This means Novartis now yields less than the fund's 3.5 per cent minimum requirement. As a result, the company now accounts for just 1.4 per cent of Russ's portfolio, down from a peak of 3.3 per cent four to five years ago.
Russ says: 'It is a great name, but on a valuation basis, it's expensive. When we were buying it in 2010, it was on a dividend yield of around 5 per cent. Now we're down to 2 to 3 per cent, purely as a result of the share price rising. We've been allowing it to run down and not reallocating.'
However, the manager is quick to point out that this is not a decision based on the strength of the company or the pharmaceutical sector, both of which he is bullish about in terms of headline growth.
He says: 'Novartis is an excellent company. Along with Roche it is dominant in the pharmaceutical space, which is arguably a European global niche, and they are benefiting from a secular trend as emerging markets start to use more pharmaceutical products. So it's a good long-term story.'
The general term for the rate of income from an investment expressed as an annual percentage and based on its current market value. For example, if a corporate bond or gilt originally sold at £100 par value with a coupon of 10% is bought for £100 then the coupon and the yield are the same at 10%, or £10. But if an investor buys the bond for £125, its coupon is still 10% (or £10) and the investor receives £10 but as the investor bought the bond for £125 (not £100) the yield on the investment is 8%.
A catch-all phrase that can range from assessing the price of a property or vehicle before offering it for sale or the net worth of assets in an investment portfolio to the prices of shares on a stock exchange.
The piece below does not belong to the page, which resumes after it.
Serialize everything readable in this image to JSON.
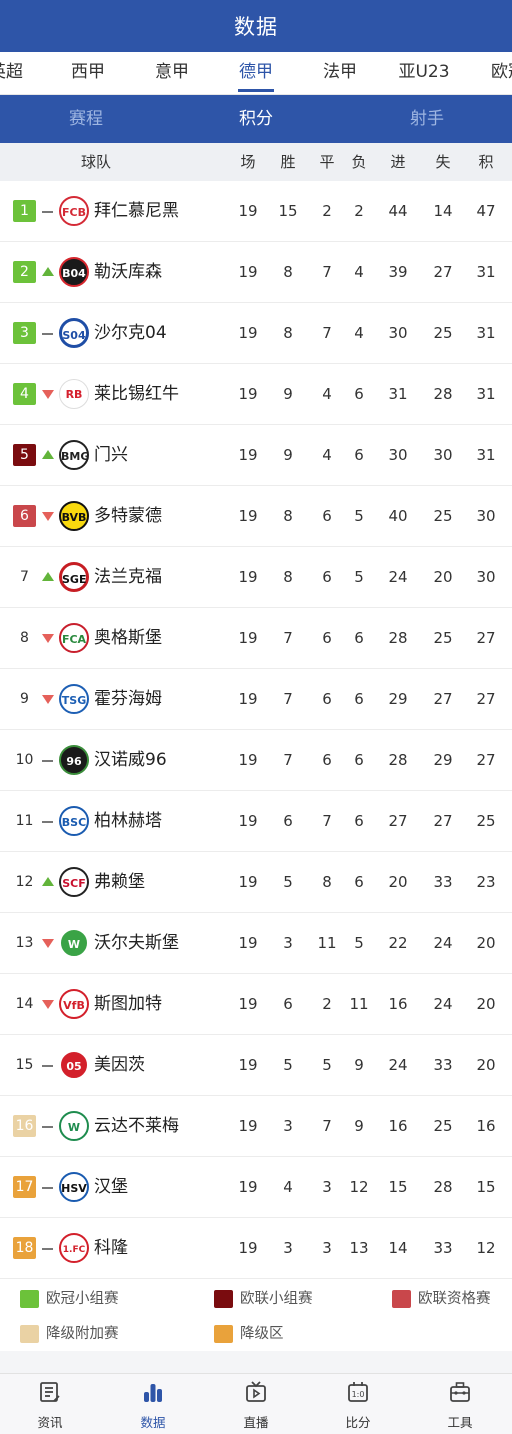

Generic, loosely-defined term for markets in a newly industrialised or Third World country that is in the process of moving from a closed economy to an open market economy while building accountability within the system. The World Bank recognises 28 countries as emerging markets, including Argentina, Brazil, China, Czech Republic, Egypt, India, Israel, Morocco, Russia and Venezuela. Because these countries carry additional political, economic and currency risks, investors in emerging markets should accept volatile returns. There is potential to make large profit at the risk of large losses.
If you own shares in a company, you’re entitled to a slice of the profits and these are paid as dividends on top of any capital growth in the shares’ value. The amount of the dividend is down to the board of directors (who can decide not to pay a dividend and reinvest any profits in the company) and they will be paid twice yearly (announced at the AGM and six months later as an interim). Dividends are always declared as a sum of money rather than a percentage of the share’s price. Although dividends automatically receive a 10% tax credit from HM Revenue & Customs (HMRC), which takes the company having already paid corporation tax on its profits into account. Dividends are classed as income and, as such, are liable for personal taxation and so shareholders have to declare them to HMRC.
A way of valuing a company by the total value of its issued shares and calculated by multiplying the number of shares in issues by the market price. This means the market capitalisation fluctuates continually as the value of the shares change in the market. For example, HSBC has 17.82bn shares in issue at a price of 646.2p making a market capitalisation of £115.15bn.